Records shown.
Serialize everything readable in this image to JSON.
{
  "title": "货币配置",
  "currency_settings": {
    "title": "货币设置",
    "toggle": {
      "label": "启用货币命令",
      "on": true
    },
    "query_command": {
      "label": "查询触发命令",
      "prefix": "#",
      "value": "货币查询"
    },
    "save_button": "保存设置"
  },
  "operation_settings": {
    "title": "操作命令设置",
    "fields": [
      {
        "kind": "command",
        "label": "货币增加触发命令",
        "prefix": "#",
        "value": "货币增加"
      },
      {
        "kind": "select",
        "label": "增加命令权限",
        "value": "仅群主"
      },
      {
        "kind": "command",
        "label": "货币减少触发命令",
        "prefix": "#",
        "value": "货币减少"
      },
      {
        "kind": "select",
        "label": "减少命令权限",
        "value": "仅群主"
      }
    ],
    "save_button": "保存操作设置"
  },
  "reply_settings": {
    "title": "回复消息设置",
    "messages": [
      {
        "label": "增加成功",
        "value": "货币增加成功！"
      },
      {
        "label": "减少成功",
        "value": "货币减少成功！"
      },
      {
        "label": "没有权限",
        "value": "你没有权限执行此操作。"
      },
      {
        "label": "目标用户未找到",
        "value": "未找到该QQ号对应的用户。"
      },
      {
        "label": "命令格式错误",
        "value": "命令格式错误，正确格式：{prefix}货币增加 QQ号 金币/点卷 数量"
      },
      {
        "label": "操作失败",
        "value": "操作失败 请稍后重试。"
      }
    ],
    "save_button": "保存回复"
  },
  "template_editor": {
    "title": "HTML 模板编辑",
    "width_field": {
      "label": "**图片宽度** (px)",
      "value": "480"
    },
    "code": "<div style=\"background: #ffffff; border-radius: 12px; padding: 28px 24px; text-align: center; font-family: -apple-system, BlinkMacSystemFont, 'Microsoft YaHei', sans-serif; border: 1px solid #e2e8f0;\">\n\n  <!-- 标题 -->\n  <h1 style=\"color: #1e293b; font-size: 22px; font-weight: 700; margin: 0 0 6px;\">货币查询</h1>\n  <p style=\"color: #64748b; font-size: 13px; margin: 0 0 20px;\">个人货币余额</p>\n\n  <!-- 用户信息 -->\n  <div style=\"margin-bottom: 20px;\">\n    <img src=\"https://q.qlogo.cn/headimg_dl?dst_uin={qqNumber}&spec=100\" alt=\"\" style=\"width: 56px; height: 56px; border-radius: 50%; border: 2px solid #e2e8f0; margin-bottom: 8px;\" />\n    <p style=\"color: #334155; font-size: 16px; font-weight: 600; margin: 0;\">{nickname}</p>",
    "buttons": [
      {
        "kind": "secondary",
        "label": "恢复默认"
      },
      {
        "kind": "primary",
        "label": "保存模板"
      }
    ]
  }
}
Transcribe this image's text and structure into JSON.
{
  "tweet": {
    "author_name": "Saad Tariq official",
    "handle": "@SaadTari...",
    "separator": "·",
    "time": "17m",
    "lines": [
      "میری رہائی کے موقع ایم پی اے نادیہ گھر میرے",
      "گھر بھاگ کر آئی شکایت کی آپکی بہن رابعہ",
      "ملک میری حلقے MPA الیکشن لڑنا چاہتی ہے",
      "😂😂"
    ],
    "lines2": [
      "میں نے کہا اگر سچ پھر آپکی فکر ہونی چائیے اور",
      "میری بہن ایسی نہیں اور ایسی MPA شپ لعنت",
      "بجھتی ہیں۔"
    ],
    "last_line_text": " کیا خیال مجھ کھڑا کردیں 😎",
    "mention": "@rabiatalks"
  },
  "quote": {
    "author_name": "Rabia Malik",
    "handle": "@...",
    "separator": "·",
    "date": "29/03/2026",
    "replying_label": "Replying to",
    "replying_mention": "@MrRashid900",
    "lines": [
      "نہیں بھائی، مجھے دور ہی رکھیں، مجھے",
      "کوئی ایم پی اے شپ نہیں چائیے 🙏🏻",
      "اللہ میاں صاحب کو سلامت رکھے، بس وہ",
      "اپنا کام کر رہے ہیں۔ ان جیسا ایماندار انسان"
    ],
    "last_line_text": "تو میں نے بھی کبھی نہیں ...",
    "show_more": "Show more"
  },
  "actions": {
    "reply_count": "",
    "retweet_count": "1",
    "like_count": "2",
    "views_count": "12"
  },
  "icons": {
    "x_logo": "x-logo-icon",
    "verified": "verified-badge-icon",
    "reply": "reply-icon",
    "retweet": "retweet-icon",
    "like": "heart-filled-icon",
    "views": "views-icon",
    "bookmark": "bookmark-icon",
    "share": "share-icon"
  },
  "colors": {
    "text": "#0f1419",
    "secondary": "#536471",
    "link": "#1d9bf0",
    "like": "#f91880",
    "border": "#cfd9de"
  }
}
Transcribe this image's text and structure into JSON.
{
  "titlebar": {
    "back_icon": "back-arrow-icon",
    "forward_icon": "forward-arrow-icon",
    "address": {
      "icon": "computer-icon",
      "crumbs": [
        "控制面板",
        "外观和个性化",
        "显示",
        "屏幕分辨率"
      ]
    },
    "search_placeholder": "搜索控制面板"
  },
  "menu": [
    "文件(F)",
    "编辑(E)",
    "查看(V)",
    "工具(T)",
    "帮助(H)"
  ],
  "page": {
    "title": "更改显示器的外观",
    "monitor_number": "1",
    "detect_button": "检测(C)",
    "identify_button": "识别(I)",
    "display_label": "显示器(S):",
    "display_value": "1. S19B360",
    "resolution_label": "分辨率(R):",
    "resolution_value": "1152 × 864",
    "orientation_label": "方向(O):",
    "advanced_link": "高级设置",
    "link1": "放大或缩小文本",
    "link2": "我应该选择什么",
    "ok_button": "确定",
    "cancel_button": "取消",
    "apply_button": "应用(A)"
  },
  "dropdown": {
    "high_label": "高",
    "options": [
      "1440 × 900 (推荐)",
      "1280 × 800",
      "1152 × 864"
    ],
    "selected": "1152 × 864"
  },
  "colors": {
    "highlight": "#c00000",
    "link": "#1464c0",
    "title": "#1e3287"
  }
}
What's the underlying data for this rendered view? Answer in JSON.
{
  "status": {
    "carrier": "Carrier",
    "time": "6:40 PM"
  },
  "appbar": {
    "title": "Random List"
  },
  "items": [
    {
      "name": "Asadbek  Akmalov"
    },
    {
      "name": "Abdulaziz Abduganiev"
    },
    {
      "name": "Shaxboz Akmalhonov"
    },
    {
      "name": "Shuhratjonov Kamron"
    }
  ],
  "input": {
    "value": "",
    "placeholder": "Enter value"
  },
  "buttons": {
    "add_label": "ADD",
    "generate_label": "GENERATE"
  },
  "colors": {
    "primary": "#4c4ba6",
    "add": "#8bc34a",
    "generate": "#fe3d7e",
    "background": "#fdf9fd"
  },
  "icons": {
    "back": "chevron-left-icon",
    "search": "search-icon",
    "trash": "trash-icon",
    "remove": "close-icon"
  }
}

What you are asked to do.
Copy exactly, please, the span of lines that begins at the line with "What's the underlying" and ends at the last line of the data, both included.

Reply.
What's the underlying data for this rendered view? Answer in JSON.
{
  "status": {
    "carrier": "Carrier",
    "time": "6:40 PM"
  },
  "appbar": {
    "title": "Random List"
  },
  "items": [
    {
      "name": "Asadbek  Akmalov"
    },
    {
      "name": "Abdulaziz Abduganiev"
    },
    {
      "name": "Shaxboz Akmalhonov"
    },
    {
      "name": "Shuhratjonov Kamron"
    }
  ],
  "input": {
    "value": "",
    "placeholder": "Enter value"
  },
  "buttons": {
    "add_label": "ADD",
    "generate_label": "GENERATE"
  },
  "colors": {
    "primary": "#4c4ba6",
    "add": "#8bc34a",
    "generate": "#fe3d7e",
    "background": "#fdf9fd"
  },
  "icons": {
    "back": "chevron-left-icon",
    "search": "search-icon",
    "trash": "trash-icon",
    "remove": "close-icon"
  }
}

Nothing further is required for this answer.